The alpine plant Gentian
The German Alps are best known as holiday destination, lederhosen and Almhütte (Mountain Huts).
An 'Enzian' with white flowers
It is less known for a spirit made from the alpine plant Gentian, or 'Enzian' in German.
Gentian grows all across Europe in mountainous regions - and especially at high altitudes. Different sub-species vary in color: the main ones are blue, yellow, white and green.
In an age-old process (if not tradition), the plant is used to distill alcohol and make a strong spirit. German's oldest Gentian distillery is
Enzian Grassl: it is well over 300 years old.
Grassl makes its traditional product in remote huts. Some of them are so far and high, that helicopters have to retrieve the alcohol once it is finished.
In the case of Grassl, traditional Gentian 'schnapps' is made on location in mountain huts. In the early days, the distillers would climb up the mountains to fill backpacks with the Gentian they could find. Nowadays, the Gentian is planted.
Gentian spirit is made from the plant's roots. Modern distillers prefer to use the yellow-colored Gentian and the Spotted Gentian for their superior bitter taste.
#Fun Fact: The Yellow- and the Spotted Gentians are only found in the German and Austrian part of the alps.
In the harvesting process, it is rather important to distinguish it from the white hellebore,
The Königsee exemplifies the beauty of Bayern
as it looks identical to the yellow gentian, but is poisonous.
In order to make gentian spirits, the entirety of the plants' roots are used.

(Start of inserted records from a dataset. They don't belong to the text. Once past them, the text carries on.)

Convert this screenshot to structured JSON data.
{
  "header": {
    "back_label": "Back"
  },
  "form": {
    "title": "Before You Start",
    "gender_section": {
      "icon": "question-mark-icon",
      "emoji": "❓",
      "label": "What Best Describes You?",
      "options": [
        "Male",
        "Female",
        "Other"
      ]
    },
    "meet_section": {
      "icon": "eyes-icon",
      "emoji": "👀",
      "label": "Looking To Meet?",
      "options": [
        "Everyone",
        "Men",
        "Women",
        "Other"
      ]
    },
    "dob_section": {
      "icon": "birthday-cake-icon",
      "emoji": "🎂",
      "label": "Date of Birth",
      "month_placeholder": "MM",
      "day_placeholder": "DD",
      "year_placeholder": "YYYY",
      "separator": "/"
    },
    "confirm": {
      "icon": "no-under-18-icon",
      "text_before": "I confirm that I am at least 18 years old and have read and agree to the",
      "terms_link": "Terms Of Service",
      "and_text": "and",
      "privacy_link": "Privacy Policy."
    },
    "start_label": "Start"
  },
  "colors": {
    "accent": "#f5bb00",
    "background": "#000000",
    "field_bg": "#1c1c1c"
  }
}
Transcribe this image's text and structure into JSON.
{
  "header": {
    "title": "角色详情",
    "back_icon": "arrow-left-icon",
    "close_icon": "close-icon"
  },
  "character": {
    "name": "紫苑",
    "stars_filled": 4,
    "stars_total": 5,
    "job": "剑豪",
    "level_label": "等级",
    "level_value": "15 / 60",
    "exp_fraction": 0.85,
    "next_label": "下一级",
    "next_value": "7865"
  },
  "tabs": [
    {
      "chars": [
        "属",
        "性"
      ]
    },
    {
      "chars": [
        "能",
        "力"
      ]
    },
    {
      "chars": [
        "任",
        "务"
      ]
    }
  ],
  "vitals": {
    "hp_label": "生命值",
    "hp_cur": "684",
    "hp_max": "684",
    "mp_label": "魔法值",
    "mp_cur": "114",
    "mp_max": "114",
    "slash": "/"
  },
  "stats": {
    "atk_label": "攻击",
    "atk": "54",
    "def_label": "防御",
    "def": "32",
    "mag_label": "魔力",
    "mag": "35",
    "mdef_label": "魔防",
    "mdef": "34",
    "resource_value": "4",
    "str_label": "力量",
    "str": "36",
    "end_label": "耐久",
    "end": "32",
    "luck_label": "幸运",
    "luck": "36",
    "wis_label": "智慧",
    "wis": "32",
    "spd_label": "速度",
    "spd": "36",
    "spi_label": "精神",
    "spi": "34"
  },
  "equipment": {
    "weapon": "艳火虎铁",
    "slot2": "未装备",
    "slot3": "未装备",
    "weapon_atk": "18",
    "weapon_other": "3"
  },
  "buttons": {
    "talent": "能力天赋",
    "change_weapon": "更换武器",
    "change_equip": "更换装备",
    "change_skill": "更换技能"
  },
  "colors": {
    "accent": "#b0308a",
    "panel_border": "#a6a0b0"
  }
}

They are cleaned and mixed with water to make the bitter and clear final product.
If you were to travel to Bayern one day, you may like to visit Enzian Grassl's museum in Berchtesgaden, where they explain the distilling process in more detail or see their instagram if you don't have that ability.